'''
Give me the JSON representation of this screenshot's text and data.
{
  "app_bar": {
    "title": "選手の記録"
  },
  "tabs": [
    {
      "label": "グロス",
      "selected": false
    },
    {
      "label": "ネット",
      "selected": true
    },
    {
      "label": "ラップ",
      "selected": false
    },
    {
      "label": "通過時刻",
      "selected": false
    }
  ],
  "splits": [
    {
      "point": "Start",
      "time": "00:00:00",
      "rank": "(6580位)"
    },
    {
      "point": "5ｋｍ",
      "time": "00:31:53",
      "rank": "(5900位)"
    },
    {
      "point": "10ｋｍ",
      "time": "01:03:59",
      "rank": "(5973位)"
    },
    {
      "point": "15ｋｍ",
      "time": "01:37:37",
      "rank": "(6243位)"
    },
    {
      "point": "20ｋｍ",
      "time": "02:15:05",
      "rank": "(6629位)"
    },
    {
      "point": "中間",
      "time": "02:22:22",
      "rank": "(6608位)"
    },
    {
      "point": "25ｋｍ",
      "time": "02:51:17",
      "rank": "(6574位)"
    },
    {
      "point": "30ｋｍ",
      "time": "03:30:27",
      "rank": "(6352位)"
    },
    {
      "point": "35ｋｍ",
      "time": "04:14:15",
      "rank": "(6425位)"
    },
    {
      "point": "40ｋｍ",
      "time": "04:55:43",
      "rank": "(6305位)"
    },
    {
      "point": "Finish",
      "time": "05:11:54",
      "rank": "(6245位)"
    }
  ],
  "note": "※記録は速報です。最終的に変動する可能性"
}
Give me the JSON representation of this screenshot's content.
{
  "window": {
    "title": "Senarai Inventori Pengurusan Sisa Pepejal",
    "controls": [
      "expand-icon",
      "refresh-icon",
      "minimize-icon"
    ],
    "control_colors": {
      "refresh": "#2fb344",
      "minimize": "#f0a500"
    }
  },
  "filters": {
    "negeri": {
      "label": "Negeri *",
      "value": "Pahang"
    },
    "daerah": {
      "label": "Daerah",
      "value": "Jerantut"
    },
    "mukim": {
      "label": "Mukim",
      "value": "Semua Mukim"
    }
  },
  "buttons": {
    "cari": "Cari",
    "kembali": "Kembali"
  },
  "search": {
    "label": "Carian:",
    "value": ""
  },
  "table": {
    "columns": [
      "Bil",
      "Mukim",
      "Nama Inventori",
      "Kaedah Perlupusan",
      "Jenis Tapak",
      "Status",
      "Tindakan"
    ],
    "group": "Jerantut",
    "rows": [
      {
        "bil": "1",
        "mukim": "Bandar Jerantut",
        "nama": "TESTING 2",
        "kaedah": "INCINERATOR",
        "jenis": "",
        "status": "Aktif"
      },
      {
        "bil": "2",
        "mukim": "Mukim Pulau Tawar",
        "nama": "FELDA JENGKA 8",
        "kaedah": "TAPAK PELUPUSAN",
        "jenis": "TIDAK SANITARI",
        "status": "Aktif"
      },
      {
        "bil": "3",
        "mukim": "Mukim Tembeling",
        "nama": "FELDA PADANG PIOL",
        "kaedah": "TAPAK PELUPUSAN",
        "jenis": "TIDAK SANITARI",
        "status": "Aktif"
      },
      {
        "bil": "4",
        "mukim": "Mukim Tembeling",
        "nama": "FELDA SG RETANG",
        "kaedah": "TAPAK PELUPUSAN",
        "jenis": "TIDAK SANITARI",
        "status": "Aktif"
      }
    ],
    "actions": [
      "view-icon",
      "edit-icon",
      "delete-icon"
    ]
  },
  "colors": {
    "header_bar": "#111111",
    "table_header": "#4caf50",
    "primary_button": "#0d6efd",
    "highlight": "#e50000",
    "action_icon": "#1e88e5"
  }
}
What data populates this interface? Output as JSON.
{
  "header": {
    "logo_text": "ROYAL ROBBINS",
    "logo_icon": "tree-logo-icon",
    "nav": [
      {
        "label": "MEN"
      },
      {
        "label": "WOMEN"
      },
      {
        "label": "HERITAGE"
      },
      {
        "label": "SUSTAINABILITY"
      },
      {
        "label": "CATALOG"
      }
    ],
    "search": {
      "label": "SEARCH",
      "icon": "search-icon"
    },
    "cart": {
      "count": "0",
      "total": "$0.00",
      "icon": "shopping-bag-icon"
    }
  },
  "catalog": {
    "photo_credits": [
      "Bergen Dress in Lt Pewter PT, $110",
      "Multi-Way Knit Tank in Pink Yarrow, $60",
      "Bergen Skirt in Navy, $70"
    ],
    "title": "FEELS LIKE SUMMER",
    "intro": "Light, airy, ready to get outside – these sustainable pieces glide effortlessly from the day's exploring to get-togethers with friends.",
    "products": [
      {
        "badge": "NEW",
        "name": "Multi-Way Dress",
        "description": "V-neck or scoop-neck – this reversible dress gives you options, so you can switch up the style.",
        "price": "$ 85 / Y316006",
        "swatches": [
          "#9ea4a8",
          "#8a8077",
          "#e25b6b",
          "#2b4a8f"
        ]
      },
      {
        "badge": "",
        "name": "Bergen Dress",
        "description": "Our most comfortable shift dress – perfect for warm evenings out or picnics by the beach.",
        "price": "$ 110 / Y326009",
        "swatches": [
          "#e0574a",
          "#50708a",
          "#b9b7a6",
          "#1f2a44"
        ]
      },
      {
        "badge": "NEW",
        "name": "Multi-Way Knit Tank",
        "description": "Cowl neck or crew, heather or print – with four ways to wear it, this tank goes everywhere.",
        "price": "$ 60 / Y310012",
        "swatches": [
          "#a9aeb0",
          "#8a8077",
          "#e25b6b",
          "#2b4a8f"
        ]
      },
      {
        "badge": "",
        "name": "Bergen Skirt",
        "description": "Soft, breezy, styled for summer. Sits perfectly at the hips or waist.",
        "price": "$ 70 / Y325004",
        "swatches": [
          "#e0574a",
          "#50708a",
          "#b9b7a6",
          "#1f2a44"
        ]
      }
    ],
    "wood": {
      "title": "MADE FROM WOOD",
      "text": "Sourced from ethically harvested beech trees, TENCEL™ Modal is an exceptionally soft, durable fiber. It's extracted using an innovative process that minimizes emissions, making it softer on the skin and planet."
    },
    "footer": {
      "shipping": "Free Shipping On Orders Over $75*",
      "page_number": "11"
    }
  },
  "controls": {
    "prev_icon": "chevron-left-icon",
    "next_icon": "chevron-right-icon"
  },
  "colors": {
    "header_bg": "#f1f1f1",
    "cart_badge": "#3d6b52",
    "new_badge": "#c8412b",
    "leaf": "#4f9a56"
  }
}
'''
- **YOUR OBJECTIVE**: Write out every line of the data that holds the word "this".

- **ANSWER BELOW**:
Give me the JSON representation of this screenshot's text and data.
Give me the JSON representation of this screenshot's content.
What data populates this interface? Output as JSON.
        "description": "V-neck or scoop-neck – this reversible dress gives you options, so you can switch up the style.",
        "description": "Cowl neck or crew, heather or print – with four ways to wear it, this tank goes everywhere.",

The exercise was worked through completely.